WHAT TO PRODUCE — Note each line in the data holding the string "sethc" and report it.

■ ■ ■ ■ ■

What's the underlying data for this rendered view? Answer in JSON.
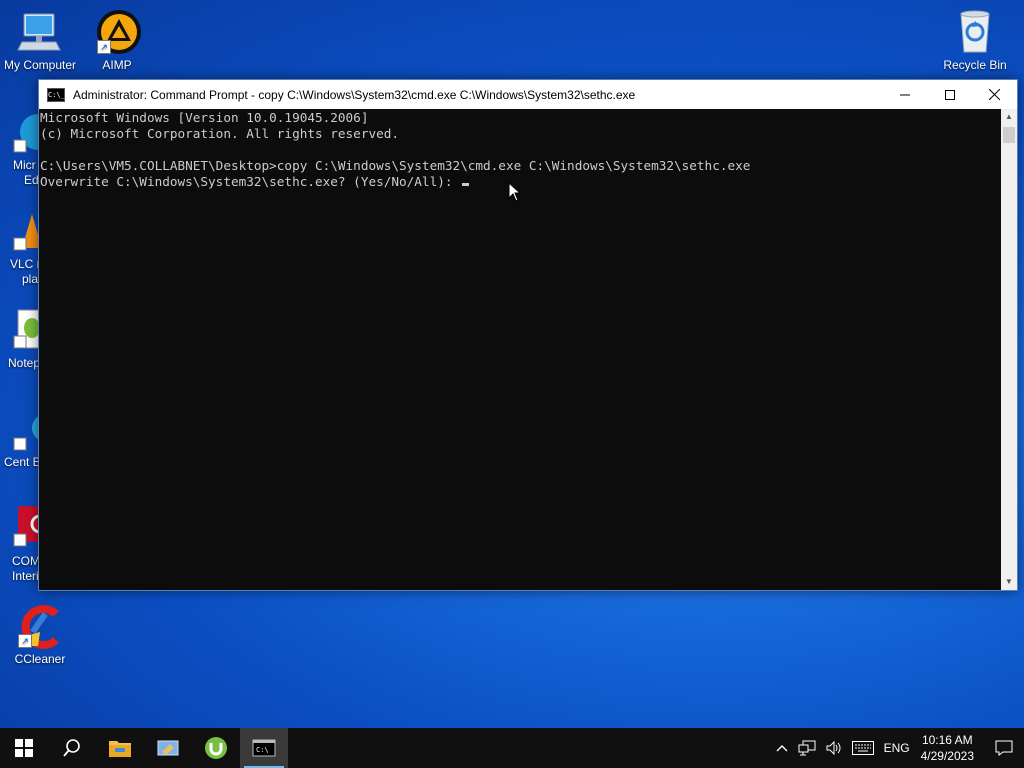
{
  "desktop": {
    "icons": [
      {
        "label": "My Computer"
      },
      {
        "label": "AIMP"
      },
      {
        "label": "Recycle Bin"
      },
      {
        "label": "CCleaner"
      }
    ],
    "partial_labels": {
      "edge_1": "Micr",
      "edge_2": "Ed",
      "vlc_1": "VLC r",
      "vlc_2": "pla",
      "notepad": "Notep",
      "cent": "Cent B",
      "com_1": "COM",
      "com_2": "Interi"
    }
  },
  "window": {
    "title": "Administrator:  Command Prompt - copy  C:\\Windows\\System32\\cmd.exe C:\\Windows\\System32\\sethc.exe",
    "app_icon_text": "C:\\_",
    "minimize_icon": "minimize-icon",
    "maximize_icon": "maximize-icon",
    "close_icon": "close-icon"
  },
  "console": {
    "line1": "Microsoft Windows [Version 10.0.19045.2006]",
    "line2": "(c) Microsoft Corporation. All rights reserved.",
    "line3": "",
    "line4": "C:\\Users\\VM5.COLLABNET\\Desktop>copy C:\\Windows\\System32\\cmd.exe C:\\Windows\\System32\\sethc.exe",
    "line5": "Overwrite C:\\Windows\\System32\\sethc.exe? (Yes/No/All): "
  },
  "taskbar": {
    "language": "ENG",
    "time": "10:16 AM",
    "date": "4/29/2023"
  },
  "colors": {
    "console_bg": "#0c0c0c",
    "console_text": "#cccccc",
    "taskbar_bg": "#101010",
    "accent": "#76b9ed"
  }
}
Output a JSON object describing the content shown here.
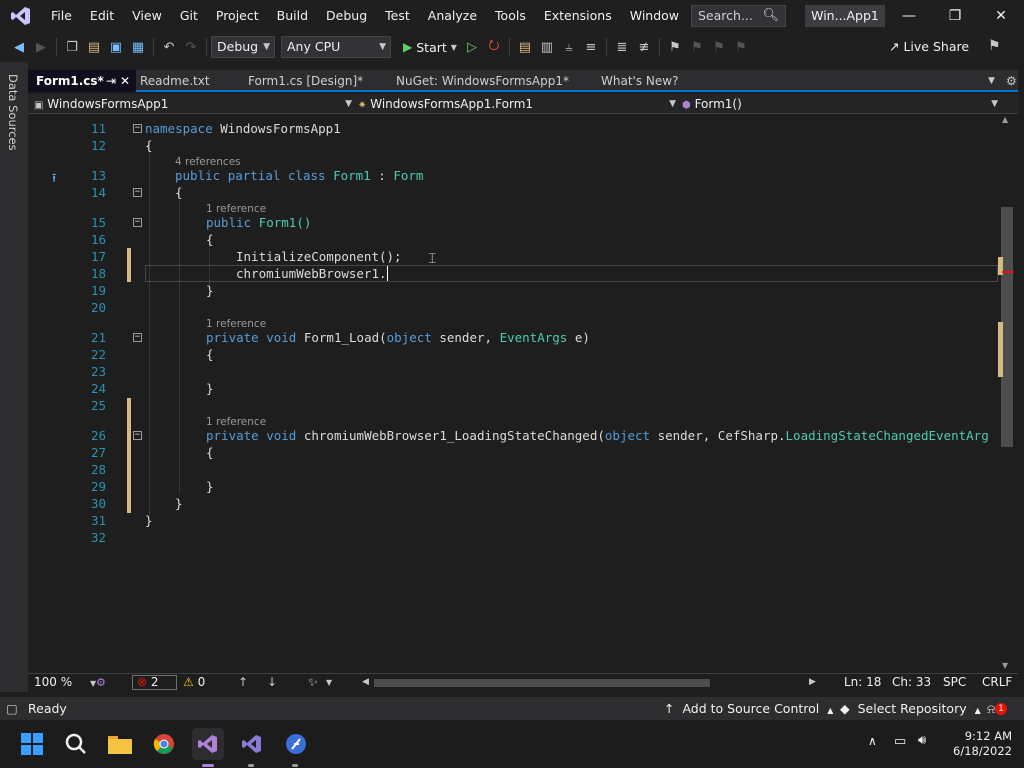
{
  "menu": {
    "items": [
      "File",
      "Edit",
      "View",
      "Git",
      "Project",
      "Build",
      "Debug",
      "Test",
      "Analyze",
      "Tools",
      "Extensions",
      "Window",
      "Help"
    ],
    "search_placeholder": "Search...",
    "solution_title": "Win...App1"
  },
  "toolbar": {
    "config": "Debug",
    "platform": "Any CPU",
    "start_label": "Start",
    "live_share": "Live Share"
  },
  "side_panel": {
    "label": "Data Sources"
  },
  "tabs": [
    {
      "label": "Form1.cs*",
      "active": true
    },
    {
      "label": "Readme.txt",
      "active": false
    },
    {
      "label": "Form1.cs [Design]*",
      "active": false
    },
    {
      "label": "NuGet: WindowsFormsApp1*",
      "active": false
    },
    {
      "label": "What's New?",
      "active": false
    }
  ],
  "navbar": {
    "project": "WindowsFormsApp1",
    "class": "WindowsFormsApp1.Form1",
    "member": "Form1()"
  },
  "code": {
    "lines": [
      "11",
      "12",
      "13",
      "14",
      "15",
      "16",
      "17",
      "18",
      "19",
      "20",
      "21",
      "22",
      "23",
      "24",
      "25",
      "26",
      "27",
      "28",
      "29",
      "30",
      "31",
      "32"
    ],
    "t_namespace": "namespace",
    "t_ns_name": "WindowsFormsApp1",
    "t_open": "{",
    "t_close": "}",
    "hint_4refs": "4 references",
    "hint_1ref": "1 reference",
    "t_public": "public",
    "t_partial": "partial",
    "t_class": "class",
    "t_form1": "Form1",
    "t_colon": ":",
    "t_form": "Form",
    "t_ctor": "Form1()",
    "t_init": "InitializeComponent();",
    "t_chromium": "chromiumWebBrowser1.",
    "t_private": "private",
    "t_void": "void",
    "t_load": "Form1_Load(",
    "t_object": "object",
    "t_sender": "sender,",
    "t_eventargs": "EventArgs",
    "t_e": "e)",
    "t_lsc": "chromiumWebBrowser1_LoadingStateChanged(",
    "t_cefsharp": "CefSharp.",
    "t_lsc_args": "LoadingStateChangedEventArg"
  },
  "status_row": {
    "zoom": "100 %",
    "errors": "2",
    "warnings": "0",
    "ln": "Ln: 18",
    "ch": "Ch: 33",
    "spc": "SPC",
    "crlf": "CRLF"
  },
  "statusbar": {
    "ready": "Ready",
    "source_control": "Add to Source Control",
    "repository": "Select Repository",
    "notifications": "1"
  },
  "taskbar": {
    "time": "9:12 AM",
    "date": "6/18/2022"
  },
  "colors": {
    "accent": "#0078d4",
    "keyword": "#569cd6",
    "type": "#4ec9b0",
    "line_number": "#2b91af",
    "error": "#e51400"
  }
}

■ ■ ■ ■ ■

TASK OUTPUT —
    "title": "Administrator:  Command Prompt - copy  C:\\Windows\\System32\\cmd.exe C:\\Windows\\System32\\sethc.exe",
    "line4": "C:\\Users\\VM5.COLLABNET\\Desktop>copy C:\\Windows\\System32\\cmd.exe C:\\Windows\\System32\\sethc.exe",
    "line5": "Overwrite C:\\Windows\\System32\\sethc.exe? (Yes/No/All): "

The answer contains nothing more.